If, however, you are fulfilling the royal law according to the Scripture, “,” you are doing well" James 2:8.
I attended a church which hired an interim pastor from a successful congregation in a neighboring village. This man could preach a great sermon, and his church prospered. In many ways, was a good Christian leader. However, in my life, he did more to stall my Christian growth than grow it.
The prelude to his sermons or the illustrations in it always contained ungodly boasting. "We have doctors in our church. Lawyers." He would straighten his posture. His stance would widen to better awe us with the prominence of these people.
Our little flock boasted a few teachers.

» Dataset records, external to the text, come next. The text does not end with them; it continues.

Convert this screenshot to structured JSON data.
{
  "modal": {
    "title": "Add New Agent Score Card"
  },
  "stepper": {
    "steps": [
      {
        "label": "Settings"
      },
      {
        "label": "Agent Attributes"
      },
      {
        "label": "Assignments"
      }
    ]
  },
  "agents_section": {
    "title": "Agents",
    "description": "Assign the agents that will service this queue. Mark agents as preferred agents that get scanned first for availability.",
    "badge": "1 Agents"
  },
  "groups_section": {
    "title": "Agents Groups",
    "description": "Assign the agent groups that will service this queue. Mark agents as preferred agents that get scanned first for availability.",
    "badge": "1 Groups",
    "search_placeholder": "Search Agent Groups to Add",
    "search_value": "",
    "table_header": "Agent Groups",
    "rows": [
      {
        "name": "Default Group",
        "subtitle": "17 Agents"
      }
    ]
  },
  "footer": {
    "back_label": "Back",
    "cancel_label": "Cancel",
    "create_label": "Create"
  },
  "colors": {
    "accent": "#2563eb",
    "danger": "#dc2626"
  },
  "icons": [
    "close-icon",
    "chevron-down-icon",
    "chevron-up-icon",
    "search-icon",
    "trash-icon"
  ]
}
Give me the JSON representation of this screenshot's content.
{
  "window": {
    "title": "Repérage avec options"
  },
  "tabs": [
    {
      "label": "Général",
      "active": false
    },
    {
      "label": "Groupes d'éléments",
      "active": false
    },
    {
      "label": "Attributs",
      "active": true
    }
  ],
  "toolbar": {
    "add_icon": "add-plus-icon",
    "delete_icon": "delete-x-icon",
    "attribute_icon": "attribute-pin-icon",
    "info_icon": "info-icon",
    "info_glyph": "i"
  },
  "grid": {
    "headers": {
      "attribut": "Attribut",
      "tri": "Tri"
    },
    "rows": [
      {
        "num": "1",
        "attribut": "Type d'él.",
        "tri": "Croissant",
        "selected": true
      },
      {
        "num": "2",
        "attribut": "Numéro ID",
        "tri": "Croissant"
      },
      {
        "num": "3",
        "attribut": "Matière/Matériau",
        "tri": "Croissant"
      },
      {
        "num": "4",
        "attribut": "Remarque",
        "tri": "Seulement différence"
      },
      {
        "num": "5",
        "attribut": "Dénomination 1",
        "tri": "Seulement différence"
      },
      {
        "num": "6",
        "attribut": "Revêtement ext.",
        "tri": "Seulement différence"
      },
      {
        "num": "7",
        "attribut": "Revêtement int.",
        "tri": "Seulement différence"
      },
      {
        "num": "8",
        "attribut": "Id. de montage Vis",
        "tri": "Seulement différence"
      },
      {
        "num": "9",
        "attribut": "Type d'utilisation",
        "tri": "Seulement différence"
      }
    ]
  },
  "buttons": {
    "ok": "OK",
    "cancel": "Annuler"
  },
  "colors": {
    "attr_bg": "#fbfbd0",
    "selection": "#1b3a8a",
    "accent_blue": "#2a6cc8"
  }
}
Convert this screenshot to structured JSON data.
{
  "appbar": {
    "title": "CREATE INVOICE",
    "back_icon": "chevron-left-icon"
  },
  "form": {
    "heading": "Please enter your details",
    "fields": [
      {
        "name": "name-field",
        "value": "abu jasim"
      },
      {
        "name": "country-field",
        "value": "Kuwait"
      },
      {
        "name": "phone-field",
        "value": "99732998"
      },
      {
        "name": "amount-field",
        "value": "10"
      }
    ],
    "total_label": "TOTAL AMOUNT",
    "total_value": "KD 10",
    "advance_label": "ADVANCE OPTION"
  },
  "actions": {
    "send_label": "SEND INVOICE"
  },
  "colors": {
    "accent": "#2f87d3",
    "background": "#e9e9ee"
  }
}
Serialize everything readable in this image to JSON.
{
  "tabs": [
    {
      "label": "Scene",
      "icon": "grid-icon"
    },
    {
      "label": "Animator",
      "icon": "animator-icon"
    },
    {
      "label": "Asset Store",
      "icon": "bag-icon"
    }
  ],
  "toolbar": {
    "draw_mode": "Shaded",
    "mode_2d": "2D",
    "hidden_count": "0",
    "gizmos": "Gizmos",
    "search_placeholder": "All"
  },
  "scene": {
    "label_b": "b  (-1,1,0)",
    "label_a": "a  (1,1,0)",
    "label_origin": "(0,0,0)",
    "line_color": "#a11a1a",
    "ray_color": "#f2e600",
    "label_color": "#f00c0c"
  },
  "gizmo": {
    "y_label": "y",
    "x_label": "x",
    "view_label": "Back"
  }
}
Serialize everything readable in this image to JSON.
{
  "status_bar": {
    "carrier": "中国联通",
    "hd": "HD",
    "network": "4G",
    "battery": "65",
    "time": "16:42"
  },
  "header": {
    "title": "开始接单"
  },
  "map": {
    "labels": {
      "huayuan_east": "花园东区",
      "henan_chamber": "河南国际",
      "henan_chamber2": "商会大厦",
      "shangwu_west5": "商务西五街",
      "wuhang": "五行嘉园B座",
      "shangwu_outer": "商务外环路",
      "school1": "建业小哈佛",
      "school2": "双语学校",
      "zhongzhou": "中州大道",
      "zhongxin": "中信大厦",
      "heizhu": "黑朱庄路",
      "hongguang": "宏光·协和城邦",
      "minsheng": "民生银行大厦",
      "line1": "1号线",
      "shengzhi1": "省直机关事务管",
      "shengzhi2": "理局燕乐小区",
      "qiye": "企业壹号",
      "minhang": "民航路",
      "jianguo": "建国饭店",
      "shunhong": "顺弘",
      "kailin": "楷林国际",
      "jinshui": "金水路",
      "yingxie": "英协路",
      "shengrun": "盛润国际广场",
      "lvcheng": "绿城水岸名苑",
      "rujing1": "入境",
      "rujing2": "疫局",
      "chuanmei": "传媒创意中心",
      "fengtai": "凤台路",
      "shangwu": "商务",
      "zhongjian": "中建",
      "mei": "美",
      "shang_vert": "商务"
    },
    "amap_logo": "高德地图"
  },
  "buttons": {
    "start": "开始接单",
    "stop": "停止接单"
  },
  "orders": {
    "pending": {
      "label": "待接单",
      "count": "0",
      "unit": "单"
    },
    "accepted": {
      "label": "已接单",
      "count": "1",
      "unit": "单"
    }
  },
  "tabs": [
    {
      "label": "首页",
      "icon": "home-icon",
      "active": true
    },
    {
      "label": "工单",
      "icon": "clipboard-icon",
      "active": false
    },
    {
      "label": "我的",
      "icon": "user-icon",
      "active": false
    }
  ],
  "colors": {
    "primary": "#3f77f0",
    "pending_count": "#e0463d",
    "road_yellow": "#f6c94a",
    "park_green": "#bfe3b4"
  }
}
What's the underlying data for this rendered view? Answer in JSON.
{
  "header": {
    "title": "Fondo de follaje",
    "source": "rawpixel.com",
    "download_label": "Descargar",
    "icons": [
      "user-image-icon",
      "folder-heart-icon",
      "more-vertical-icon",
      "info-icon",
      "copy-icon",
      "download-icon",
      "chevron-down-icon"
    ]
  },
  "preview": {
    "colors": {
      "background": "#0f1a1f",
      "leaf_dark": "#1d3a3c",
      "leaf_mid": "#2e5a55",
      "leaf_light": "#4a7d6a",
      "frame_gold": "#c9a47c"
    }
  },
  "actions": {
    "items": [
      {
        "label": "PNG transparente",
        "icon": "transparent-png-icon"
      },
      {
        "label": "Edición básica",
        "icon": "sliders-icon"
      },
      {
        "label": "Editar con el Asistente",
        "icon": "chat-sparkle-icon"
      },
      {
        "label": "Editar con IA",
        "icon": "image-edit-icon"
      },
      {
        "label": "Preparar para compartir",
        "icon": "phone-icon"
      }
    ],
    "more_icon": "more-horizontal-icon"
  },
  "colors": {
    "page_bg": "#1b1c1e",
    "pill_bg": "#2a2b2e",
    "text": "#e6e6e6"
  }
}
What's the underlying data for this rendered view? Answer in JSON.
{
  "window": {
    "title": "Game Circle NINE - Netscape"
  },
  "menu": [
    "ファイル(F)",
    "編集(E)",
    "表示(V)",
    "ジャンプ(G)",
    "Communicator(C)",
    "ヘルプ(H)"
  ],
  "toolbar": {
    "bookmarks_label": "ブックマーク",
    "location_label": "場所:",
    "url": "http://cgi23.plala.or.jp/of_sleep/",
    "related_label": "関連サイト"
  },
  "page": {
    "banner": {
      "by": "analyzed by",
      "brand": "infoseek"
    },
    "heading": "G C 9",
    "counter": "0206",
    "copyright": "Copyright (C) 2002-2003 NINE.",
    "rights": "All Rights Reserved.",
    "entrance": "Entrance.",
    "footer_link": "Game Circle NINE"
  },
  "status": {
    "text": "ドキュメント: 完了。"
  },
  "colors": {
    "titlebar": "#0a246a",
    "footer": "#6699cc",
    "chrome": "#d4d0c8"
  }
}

The rest of the members worked in delis or as laborers or farmers. No one to boast about.
Over time, this man blustered about his boat, his home, his swimming pool, his daughters and his son, I felt smaller and smaller. His good sermons became tainted, and to this day, twenty years later, I have no respect for him or his accomplishments.
Attitudes like his are infectious. Throughout his tenure, our congregations mingled. Never did his church make me feel at home, except for one time.
My daughter and I attended their New Year's Eve party. We worshiped, heard a good message and then adjoined to the fellowship hall. With plates full of goodies, we found two seats at the end of crowded table. We assumed we'd chat between ourselves, enjoy our meal and leave.
Suddenly, the lady next to me started a conversation. Another person chimed in. A third woman asked about our lives. For some reason, the cool, as in indifferent, congregation accepted us.
Then I discovered the reason. Three seats down, sat the braggadocious pastor. These congregants who never knew we existed had no choice but to note our presence, to acknowledge us.
As an outsider, I can tell you, Christians like these do more harm to the gospel than help. I liked my own little church, loved the dear friends there, so fortunately this interim group did nothing to shake my faith. It did, however, create a distaste for this man's teaching, and an unease in attending church and an aversion to ever recommend the interim pastor's home church--even now, long after he moved on to better things. MUCH better things.
Today I belong to a congregation filled with multifarious individuals--those with cognitive disabilities, prison records, drug addictions. We have engineers, school teachers, legislators, professors and grocery clerks. Doctors and lawyers and dentists and rich and poor all populate the group.
As a newcomer to the community, I never know with whom I'm speaking. Because of the pastor's wholehearted acceptance of everyone and consequently my church family's love for all, my life is enriched in too many ways to share.
The end effect is a tremendous growth in my faith, my love of Jesus and my desire to share the gospel with others.
Do you envy those who prosper? Do you try to climb the social ladder? Read James 2. It can change your life.